Set the data down again, exactly as it reads, but without the pictures.

╭─ RECORD EXCERPTS

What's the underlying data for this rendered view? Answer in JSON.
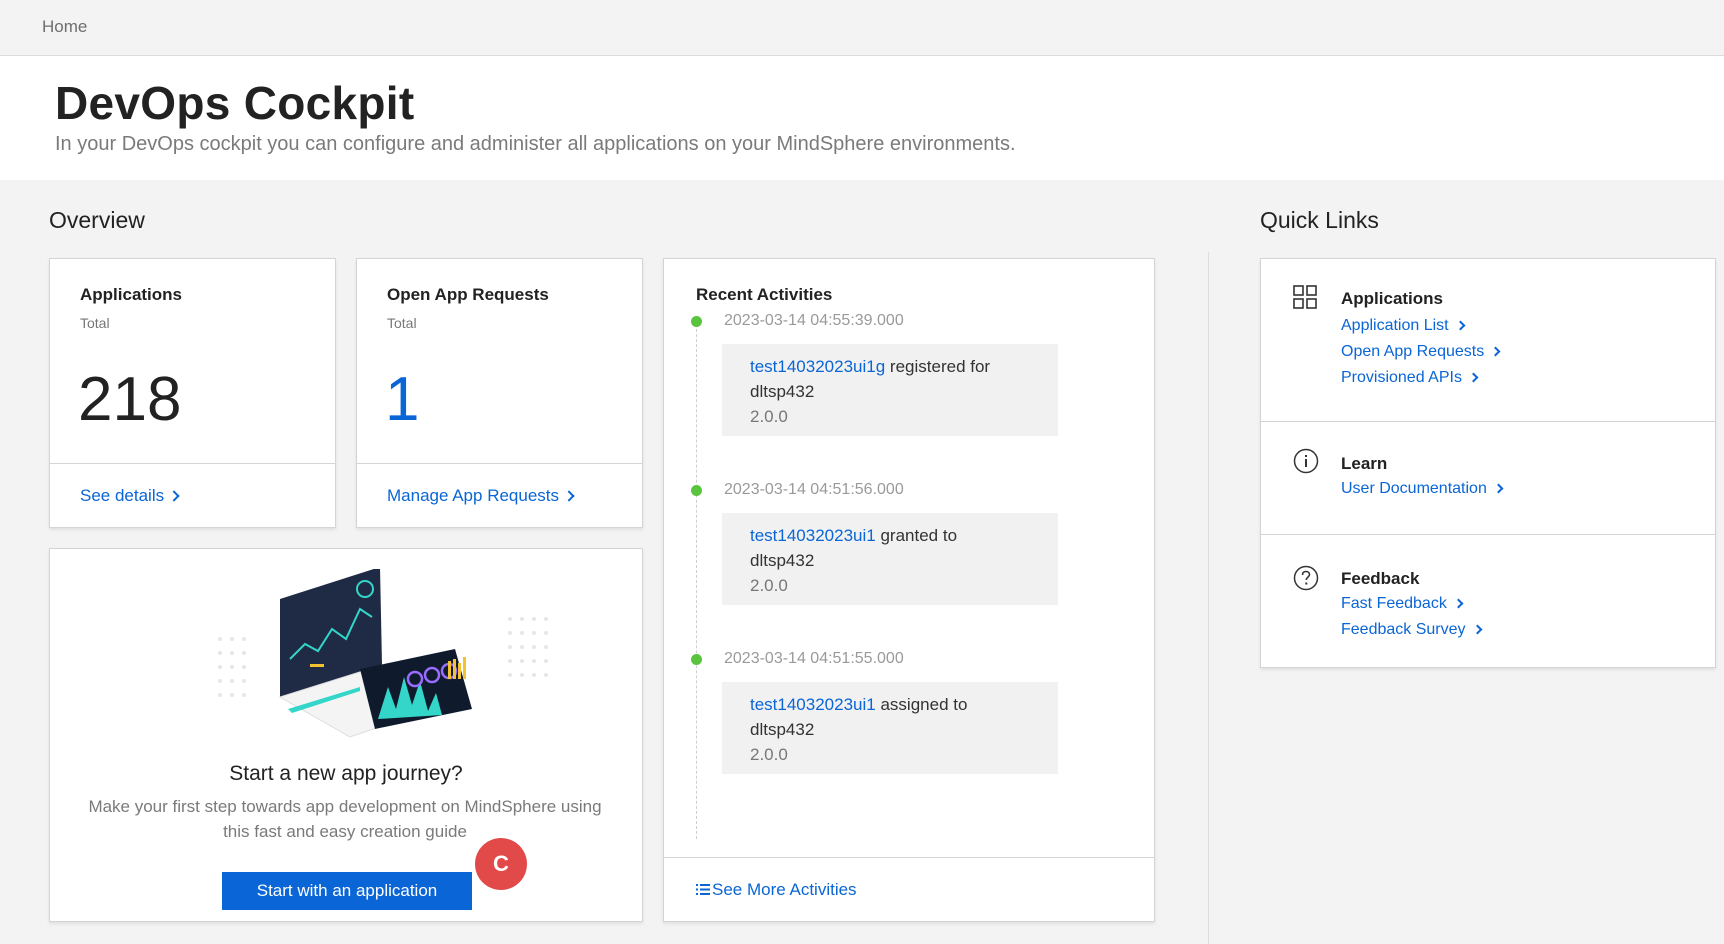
{
  "breadcrumb": {
    "home": "Home"
  },
  "header": {
    "title": "DevOps Cockpit",
    "subtitle": "In your DevOps cockpit you can configure and administer all applications on your MindSphere environments."
  },
  "overview": {
    "title": "Overview",
    "applications": {
      "title": "Applications",
      "sub": "Total",
      "count": "218",
      "link": "See details"
    },
    "open_requests": {
      "title": "Open App Requests",
      "sub": "Total",
      "count": "1",
      "link": "Manage App Requests"
    },
    "journey": {
      "title": "Start a new app journey?",
      "description": "Make your first step towards app development on MindSphere using this fast and easy creation guide",
      "button": "Start with an application",
      "badge": "C"
    }
  },
  "activities": {
    "title": "Recent Activities",
    "items": [
      {
        "time": "2023-03-14 04:55:39.000",
        "entity": "test14032023ui1g",
        "action": "registered for",
        "target": "dltsp432",
        "version": "2.0.0"
      },
      {
        "time": "2023-03-14 04:51:56.000",
        "entity": "test14032023ui1",
        "action": "granted to",
        "target": "dltsp432",
        "version": "2.0.0"
      },
      {
        "time": "2023-03-14 04:51:55.000",
        "entity": "test14032023ui1",
        "action": "assigned to",
        "target": "dltsp432",
        "version": "2.0.0"
      }
    ],
    "more_link": "See More Activities"
  },
  "quick_links": {
    "title": "Quick Links",
    "sections": [
      {
        "title": "Applications",
        "icon": "grid-icon",
        "links": [
          "Application List",
          "Open App Requests",
          "Provisioned APIs"
        ]
      },
      {
        "title": "Learn",
        "icon": "info-icon",
        "links": [
          "User Documentation"
        ]
      },
      {
        "title": "Feedback",
        "icon": "help-icon",
        "links": [
          "Fast Feedback",
          "Feedback Survey"
        ]
      }
    ]
  },
  "colors": {
    "accent": "#0a65d6",
    "dot": "#59c43d",
    "badge": "#e24a4a"
  }
}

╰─

- RESULT OF THE TASK
What's the underlying data for this rendered view? Answer in JSON.
{
  "breadcrumb": {
    "home": "Home"
  },
  "header": {
    "title": "DevOps Cockpit",
    "subtitle": "In your DevOps cockpit you can configure and administer all applications on your MindSphere environments."
  },
  "overview": {
    "title": "Overview",
    "applications": {
      "title": "Applications",
      "sub": "Total",
      "count": "218",
      "link": "See details"
    },
    "open_requests": {
      "title": "Open App Requests",
      "sub": "Total",
      "count": "1",
      "link": "Manage App Requests"
    },
    "journey": {
      "title": "Start a new app journey?",
      "description": "Make your first step towards app development on MindSphere using this fast and easy creation guide",
      "button": "Start with an application",
      "badge": "C"
    }
  },
  "activities": {
    "title": "Recent Activities",
    "items": [
      {
        "time": "2023-03-14 04:55:39.000",
        "entity": "test14032023ui1g",
        "action": "registered for",
        "target": "dltsp432",
        "version": "2.0.0"
      },
      {
        "time": "2023-03-14 04:51:56.000",
        "entity": "test14032023ui1",
        "action": "granted to",
        "target": "dltsp432",
        "version": "2.0.0"
      },
      {
        "time": "2023-03-14 04:51:55.000",
        "entity": "test14032023ui1",
        "action": "assigned to",
        "target": "dltsp432",
        "version": "2.0.0"
      }
    ],
    "more_link": "See More Activities"
  },
  "quick_links": {
    "title": "Quick Links",
    "sections": [
      {
        "title": "Applications",
        "icon": "grid-icon",
        "links": [
          "Application List",
          "Open App Requests",
          "Provisioned APIs"
        ]
      },
      {
        "title": "Learn",
        "icon": "info-icon",
        "links": [
          "User Documentation"
        ]
      },
      {
        "title": "Feedback",
        "icon": "help-icon",
        "links": [
          "Fast Feedback",
          "Feedback Survey"
        ]
      }
    ]
  },
  "colors": {
    "accent": "#0a65d6",
    "dot": "#59c43d",
    "badge": "#e24a4a"
  }
}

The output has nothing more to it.